Chapter 8: Resilience in Immigrant and Refugee Families

Jennifer Doty (Family Medicine and Community Health, University of Minnesota)

Introduction

Ghetto Statistics
By Chay Douangphouxay

We were 4th and Dupont
North side projects
Second-class refugee

We were 1st of the month
Welfare checks
Food stamps
W.I.C.

We were just kids
Community centers
Study groups
Basketball hoops

They were broken school systems
Crooked cops
Drug dealers
Grave diggers

I was supposed to be
Gang member
Prostitute
Dead before fifteen

I proved them through
Church groups
Get out of the hood
College degree

The immigrant paradox has been highlighted in recent years as researchers have increasingly noted the resilience of immigrants in the face of challenges and adversity (Hernandez, Denton, Macartney, & Blanchard, 2012). Resilience refers to the process or outcomes of positive development in the context of adverse circumstances (Luthar & Cicchetti, 2000; Masten, Burt, & Coatsworth, 2006). Within families, Walsh (2006) views resilience as the capacity to rebound and grow from challenging experiences, building strength and resources. According to this perspective, essential elements to the process of resiliency are making meaning of adversity and supportive relationships. The challenges immigrants and refugees face are many, including loneliness and isolation in a new country (Campbell, 2008; Narchal, 2012), economic challenges (Fuligni, 2012; Parra-Cardona, Cordova, Holtrop, Villaruel, & Wieling, 2006), and poor educational opportunities (Crosnoe, 2012). Refugees often face further challenges of coping with multiple exposures to traumatic events that led them to flee their home countries along with displacement and resettlement stressors (Shannon, Wieling, Simmelink, & Becher, 2014;Weine et al., 2004). However, a resilience framework invites a consideration of the strengths and protective factors that allow immigrant families to overcome adversity.

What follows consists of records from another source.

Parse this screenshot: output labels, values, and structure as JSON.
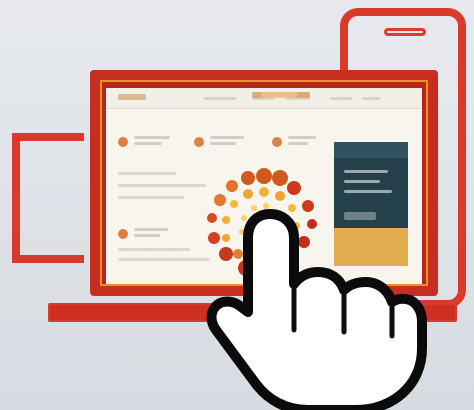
{
  "scene": {
    "description_colors": {
      "device_red": "#d93a2b",
      "laptop_red": "#c72e1f",
      "accent_orange": "#ef8d2d",
      "panel_teal": "#24404a",
      "panel_gold": "#e0ac4d",
      "hand_black": "#0b0b0b"
    }
  }
}
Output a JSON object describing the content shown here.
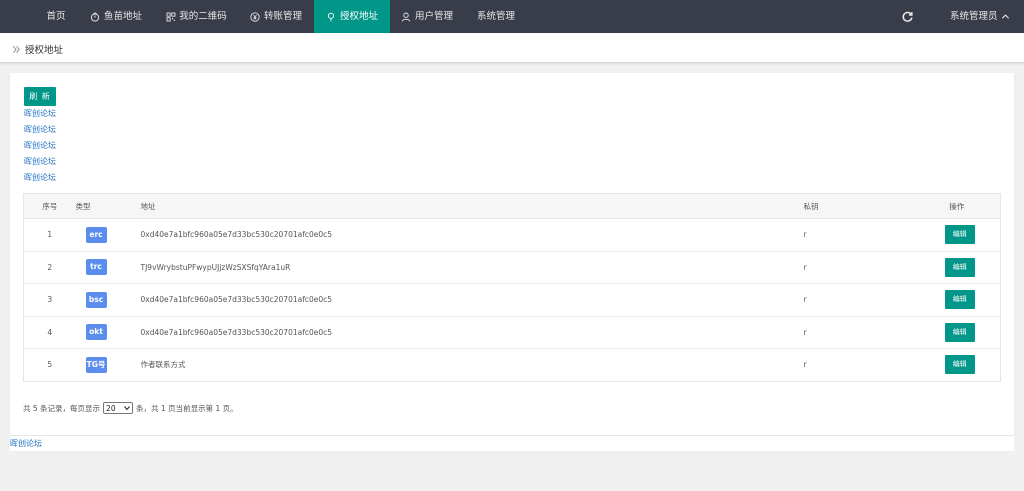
{
  "nav": {
    "items": [
      {
        "label": "首页",
        "icon": "none"
      },
      {
        "label": "鱼苗地址",
        "icon": "timer-icon"
      },
      {
        "label": "我的二维码",
        "icon": "qrcode-icon"
      },
      {
        "label": "转账管理",
        "icon": "yen-icon"
      },
      {
        "label": "授权地址",
        "icon": "location-icon",
        "active": true
      },
      {
        "label": "用户管理",
        "icon": "user-icon"
      },
      {
        "label": "系统管理",
        "icon": "none"
      }
    ],
    "admin_label": "系统管理员",
    "active_color": "#009688",
    "bar_color": "#393d49"
  },
  "breadcrumb": {
    "label": "授权地址"
  },
  "toolbar": {
    "refresh_label": "刷 新"
  },
  "links": [
    "晖创论坛",
    "晖创论坛",
    "晖创论坛",
    "晖创论坛",
    "晖创论坛"
  ],
  "table": {
    "headers": {
      "no": "序号",
      "type": "类型",
      "address": "地址",
      "key": "私钥",
      "op": "操作"
    },
    "rows": [
      {
        "no": "1",
        "type": "erc",
        "address": "0xd40e7a1bfc960a05e7d33bc530c20701afc0e0c5",
        "key": "r",
        "op": "编辑"
      },
      {
        "no": "2",
        "type": "trc",
        "address": "TJ9vWrybstuPFwypUJjzWzSXSfqYAra1uR",
        "key": "r",
        "op": "编辑"
      },
      {
        "no": "3",
        "type": "bsc",
        "address": "0xd40e7a1bfc960a05e7d33bc530c20701afc0e0c5",
        "key": "r",
        "op": "编辑"
      },
      {
        "no": "4",
        "type": "okt",
        "address": "0xd40e7a1bfc960a05e7d33bc530c20701afc0e0c5",
        "key": "r",
        "op": "编辑"
      },
      {
        "no": "5",
        "type": "TG号",
        "address": "作者联系方式",
        "key": "r",
        "op": "编辑"
      }
    ]
  },
  "pager": {
    "prefix": "共 5 条记录，每页显示",
    "page_size": "20",
    "suffix": "条，共 1 页当前显示第 1 页。"
  },
  "footer": {
    "link": "晖创论坛"
  },
  "colors": {
    "accent": "#009688",
    "badge": "#5b8def",
    "link": "#1e6fbf"
  }
}
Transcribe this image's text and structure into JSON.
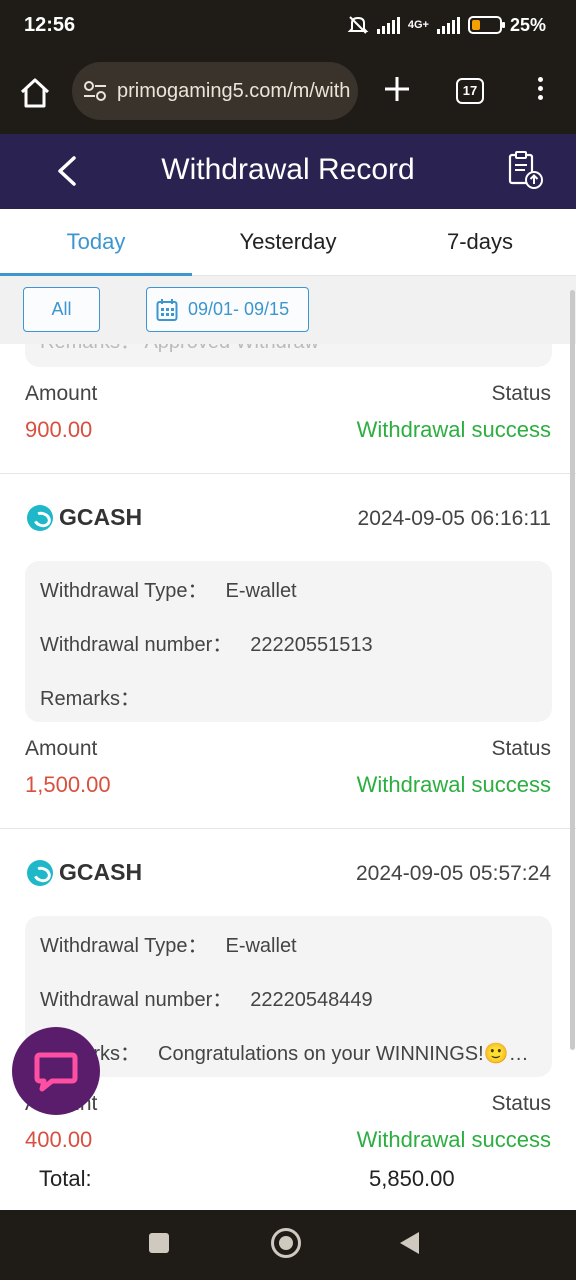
{
  "status_bar": {
    "time": "12:56",
    "network": "4G+",
    "battery": "25%"
  },
  "browser": {
    "url": "primogaming5.com/m/with",
    "tab_count": "17"
  },
  "header": {
    "title": "Withdrawal Record"
  },
  "tabs": [
    {
      "label": "Today",
      "active": true
    },
    {
      "label": "Yesterday",
      "active": false
    },
    {
      "label": "7-days",
      "active": false
    }
  ],
  "filters": {
    "all_label": "All",
    "date_range": "09/01- 09/15"
  },
  "labels": {
    "amount": "Amount",
    "status": "Status",
    "withdrawal_type": "Withdrawal Type：",
    "withdrawal_number": "Withdrawal number：",
    "remarks": "Remarks：",
    "total": "Total:"
  },
  "partial_record": {
    "remarks_line": "Remarks：  Approved Withdraw",
    "amount": "900.00",
    "status": "Withdrawal success"
  },
  "records": [
    {
      "method": "GCASH",
      "datetime": "2024-09-05 06:16:11",
      "withdrawal_type": "E-wallet",
      "withdrawal_number": "22220551513",
      "remarks": "",
      "amount": "1,500.00",
      "status": "Withdrawal success"
    },
    {
      "method": "GCASH",
      "datetime": "2024-09-05 05:57:24",
      "withdrawal_type": "E-wallet",
      "withdrawal_number": "22220548449",
      "remarks": "Congratulations on your WINNINGS!🙂…",
      "amount": "400.00",
      "status": "Withdrawal success"
    }
  ],
  "total": "5,850.00",
  "colors": {
    "header_bg": "#2a2250",
    "accent": "#3d96cf",
    "amount": "#d9503f",
    "success": "#2cae40"
  }
}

The immigrant paradox is defined as the tendency for first and second generation immigrants to do better in many areas than United States-born individuals (Hernandez et al., 2012). This trend has been observed in physical health, psychological health, and education. Fuligni (2012) outlines two considerations that increase immigrants’ abilities to thrive in the transition to a new culture and home, and then describes a third consideration that can pose barriers. First, immigrant families tend to be highly motivated and value work and education. Second, children of immigrants are protected by family connection and obligation. Finally, in spite of high educational aspirations, immigrant families have varied access to the resources and opportunities needed to achieve success. This review examines research on the strengths and the resilience of immigrant families in the United States in each of these three areas.